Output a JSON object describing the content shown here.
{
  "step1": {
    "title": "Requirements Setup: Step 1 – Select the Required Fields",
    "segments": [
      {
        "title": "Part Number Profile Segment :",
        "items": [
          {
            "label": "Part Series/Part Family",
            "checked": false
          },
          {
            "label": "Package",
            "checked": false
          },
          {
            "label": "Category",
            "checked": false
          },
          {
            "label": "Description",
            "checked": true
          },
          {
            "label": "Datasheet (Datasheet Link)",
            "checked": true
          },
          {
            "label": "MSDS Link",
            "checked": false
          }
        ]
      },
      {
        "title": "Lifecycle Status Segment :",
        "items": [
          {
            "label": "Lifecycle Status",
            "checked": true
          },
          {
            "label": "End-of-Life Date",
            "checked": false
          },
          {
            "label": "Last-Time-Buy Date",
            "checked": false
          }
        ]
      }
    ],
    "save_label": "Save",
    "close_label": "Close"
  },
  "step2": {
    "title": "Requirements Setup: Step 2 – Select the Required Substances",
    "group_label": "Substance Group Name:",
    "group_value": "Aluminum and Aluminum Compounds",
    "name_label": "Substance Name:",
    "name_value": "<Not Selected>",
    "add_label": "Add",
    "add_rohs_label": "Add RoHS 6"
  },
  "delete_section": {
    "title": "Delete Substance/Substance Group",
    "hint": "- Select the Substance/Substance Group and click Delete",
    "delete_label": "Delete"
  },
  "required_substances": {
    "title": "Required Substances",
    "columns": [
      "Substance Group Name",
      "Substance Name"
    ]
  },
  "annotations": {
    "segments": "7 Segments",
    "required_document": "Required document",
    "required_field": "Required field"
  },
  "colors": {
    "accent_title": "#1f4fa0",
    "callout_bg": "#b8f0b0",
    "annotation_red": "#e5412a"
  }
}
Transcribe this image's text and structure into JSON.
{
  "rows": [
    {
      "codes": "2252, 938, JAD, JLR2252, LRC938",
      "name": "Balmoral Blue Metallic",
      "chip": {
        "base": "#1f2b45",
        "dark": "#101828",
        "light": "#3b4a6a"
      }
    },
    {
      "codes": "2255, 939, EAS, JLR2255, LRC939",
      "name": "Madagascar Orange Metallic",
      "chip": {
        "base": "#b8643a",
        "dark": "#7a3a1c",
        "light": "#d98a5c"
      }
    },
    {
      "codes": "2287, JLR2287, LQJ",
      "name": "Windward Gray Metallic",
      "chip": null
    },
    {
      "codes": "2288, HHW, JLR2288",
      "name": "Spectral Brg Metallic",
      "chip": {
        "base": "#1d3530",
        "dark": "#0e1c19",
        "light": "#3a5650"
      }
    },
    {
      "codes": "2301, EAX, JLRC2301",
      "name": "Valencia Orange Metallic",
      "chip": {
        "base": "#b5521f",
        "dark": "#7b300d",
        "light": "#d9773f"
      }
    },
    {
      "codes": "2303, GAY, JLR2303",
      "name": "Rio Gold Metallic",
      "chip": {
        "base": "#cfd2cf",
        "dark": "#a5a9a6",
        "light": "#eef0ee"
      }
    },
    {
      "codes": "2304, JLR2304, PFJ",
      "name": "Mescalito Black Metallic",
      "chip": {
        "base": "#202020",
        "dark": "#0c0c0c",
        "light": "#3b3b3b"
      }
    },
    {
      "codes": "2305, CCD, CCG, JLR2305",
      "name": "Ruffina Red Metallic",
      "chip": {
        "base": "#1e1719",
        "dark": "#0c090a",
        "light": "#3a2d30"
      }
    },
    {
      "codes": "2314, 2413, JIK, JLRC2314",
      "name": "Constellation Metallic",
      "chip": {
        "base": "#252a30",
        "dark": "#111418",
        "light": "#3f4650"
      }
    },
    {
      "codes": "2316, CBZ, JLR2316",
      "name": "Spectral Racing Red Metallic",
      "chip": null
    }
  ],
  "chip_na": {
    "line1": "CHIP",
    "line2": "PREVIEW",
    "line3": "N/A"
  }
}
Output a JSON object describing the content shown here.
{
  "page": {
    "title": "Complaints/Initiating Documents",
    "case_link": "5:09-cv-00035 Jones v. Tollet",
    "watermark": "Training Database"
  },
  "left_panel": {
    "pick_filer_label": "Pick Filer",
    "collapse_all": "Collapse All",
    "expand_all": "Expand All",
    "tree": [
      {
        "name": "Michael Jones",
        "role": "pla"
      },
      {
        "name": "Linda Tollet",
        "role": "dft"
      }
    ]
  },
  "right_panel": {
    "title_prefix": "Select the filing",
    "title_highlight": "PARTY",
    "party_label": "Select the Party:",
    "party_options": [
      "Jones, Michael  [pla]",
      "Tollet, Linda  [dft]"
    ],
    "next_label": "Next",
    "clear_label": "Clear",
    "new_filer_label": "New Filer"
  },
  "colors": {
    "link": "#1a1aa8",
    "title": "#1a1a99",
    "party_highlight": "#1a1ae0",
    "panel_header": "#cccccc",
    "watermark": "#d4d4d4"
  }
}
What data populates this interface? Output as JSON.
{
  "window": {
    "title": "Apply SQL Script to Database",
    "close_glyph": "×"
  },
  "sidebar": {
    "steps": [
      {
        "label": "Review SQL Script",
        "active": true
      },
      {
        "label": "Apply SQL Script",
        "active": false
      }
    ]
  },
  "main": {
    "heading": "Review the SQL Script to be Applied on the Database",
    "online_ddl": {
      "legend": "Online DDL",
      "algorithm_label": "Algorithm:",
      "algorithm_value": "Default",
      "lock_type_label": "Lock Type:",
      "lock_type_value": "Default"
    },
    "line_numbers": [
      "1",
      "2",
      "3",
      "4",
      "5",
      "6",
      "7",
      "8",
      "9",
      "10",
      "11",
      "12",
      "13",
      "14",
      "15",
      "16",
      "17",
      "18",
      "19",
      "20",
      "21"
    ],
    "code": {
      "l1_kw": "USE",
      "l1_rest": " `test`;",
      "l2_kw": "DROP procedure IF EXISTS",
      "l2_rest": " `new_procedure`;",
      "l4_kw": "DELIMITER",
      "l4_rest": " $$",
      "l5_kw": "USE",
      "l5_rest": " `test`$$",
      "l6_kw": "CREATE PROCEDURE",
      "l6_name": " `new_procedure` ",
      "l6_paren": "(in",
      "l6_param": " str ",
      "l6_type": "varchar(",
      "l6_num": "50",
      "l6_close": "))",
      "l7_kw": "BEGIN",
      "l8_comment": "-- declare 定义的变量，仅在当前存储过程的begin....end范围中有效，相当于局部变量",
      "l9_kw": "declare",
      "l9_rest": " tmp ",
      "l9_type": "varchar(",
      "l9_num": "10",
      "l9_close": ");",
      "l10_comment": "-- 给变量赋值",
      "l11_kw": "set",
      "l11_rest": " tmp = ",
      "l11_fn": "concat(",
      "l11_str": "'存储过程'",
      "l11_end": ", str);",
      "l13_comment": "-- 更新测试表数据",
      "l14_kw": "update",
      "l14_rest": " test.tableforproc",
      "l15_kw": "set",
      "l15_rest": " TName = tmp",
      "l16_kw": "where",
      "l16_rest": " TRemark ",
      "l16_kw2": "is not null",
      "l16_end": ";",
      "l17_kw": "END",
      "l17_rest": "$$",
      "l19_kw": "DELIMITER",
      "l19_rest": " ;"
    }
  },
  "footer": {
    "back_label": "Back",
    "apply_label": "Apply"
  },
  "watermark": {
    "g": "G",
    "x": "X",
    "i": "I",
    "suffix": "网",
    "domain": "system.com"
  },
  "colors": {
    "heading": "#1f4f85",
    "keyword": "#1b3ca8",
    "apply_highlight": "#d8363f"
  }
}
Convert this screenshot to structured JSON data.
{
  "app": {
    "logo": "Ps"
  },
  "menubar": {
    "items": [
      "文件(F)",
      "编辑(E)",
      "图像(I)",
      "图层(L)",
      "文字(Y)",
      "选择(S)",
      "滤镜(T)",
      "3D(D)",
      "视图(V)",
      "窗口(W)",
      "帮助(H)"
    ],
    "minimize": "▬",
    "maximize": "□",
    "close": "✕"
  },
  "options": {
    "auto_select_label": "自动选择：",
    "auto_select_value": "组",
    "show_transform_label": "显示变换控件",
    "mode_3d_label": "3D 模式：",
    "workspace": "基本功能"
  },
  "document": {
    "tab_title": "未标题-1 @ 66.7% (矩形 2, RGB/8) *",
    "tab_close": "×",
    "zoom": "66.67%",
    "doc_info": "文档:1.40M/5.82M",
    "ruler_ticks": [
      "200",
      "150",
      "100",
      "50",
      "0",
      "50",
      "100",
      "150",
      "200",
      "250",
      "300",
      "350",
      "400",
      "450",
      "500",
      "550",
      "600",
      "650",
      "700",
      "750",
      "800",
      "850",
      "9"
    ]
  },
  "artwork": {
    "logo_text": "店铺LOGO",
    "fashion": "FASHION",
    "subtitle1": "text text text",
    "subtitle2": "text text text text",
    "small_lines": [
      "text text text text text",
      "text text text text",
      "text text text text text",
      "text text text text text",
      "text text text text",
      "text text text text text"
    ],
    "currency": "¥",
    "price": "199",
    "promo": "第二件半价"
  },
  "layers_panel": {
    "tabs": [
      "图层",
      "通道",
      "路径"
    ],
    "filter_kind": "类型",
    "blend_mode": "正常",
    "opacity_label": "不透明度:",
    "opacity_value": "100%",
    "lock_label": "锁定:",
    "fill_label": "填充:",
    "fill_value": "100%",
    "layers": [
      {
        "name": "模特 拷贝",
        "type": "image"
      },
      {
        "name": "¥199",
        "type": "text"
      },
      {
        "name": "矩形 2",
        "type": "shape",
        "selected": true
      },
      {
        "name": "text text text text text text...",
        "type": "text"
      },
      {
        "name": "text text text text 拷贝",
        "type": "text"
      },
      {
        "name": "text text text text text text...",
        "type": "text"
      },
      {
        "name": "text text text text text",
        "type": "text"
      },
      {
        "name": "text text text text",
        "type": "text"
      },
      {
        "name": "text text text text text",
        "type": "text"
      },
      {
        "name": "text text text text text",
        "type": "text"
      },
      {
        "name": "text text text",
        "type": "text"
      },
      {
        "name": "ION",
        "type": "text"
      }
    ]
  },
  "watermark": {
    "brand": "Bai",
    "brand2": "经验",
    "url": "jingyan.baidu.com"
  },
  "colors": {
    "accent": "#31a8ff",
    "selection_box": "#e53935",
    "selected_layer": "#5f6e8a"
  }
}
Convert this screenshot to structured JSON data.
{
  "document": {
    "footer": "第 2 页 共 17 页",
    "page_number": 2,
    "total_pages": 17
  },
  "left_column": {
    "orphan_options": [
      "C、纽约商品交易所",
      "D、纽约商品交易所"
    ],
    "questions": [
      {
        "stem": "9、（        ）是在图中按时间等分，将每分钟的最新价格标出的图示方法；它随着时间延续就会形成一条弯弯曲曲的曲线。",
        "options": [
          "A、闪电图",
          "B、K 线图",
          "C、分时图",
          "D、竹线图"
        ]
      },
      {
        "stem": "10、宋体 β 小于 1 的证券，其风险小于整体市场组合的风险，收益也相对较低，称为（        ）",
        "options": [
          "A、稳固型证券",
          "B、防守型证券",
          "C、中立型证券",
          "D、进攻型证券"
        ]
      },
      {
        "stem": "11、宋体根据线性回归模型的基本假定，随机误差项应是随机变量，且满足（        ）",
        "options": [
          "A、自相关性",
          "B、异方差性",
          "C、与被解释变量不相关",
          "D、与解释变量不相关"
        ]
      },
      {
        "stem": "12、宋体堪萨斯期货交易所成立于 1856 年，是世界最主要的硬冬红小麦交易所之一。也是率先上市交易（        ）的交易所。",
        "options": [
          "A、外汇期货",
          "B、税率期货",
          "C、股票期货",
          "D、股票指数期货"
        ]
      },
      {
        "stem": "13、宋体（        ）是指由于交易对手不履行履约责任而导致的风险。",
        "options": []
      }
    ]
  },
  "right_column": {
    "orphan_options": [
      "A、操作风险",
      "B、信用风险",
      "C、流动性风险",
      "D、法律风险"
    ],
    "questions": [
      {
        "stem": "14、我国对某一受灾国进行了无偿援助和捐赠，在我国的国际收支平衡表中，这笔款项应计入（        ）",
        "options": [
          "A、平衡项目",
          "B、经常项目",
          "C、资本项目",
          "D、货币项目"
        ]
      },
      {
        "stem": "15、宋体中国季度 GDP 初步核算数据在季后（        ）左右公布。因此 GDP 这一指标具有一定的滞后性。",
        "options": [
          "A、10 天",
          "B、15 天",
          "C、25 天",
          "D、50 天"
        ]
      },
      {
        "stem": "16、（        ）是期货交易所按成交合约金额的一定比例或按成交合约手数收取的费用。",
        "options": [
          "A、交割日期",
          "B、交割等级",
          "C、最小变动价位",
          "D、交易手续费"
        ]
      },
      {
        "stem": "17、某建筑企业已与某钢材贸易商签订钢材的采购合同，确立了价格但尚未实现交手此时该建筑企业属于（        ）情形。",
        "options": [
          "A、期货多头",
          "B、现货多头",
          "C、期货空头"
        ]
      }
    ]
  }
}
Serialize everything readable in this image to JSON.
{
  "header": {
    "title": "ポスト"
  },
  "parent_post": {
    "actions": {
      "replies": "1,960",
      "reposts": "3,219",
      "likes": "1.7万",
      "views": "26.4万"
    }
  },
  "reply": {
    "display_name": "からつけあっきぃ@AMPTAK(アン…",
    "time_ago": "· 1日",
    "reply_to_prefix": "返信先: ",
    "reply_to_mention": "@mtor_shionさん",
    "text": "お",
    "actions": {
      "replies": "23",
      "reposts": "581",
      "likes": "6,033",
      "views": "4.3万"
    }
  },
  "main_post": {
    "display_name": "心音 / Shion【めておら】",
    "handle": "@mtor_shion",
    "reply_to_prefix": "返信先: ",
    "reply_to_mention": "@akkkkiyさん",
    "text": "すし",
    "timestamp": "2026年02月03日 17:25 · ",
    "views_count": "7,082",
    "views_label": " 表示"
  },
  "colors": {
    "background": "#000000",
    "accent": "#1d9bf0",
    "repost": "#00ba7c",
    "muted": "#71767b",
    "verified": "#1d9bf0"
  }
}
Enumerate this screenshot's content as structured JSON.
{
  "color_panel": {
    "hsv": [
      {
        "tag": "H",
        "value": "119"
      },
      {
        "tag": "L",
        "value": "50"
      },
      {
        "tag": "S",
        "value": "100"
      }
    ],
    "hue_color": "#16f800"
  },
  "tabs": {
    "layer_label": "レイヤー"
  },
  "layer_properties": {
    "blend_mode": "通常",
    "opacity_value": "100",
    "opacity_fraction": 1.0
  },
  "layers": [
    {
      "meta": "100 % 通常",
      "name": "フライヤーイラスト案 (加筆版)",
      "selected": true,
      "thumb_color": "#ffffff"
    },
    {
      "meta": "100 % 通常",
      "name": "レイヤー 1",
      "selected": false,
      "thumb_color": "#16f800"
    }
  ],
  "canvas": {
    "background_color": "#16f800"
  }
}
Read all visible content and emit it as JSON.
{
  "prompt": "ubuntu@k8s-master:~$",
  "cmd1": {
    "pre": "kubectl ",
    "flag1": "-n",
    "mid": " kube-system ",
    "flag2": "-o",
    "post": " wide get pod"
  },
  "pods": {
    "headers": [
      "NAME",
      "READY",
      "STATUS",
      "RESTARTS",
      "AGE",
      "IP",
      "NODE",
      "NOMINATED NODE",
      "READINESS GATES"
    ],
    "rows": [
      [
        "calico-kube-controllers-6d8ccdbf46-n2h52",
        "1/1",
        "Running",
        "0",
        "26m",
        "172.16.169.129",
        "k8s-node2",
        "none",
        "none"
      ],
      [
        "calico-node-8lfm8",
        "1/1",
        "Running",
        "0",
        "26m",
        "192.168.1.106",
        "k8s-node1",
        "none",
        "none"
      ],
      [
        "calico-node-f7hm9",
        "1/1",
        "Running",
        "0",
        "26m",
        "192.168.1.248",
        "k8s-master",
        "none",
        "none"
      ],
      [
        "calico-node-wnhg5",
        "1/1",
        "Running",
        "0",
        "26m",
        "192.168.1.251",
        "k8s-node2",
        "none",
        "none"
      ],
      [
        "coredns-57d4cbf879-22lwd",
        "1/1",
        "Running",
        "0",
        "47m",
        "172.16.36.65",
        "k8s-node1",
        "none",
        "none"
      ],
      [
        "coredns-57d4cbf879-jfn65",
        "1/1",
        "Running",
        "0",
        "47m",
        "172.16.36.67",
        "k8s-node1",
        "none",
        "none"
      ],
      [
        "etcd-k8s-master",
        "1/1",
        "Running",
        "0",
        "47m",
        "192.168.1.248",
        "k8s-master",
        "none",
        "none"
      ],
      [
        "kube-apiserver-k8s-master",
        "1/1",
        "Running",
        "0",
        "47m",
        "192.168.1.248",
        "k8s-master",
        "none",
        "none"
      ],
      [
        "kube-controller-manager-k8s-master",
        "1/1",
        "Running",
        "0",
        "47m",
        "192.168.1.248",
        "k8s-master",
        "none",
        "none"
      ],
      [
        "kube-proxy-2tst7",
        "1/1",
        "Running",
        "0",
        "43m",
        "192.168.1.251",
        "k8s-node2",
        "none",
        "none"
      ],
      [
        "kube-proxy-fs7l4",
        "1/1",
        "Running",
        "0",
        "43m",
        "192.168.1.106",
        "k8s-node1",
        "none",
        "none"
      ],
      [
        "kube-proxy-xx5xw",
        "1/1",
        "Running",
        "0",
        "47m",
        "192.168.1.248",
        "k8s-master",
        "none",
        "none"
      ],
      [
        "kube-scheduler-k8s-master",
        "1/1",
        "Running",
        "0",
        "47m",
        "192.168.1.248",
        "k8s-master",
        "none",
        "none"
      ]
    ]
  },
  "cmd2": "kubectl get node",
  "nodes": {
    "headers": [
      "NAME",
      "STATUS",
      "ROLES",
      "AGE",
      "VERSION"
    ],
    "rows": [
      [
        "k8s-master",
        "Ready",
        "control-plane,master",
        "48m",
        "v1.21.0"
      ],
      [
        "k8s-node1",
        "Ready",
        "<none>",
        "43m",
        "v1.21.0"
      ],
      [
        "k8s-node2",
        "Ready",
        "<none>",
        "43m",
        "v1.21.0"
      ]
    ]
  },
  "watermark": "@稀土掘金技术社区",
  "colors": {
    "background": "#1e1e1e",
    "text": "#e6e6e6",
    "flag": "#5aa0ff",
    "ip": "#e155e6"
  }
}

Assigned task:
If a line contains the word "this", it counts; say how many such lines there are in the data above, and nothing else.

Output:
6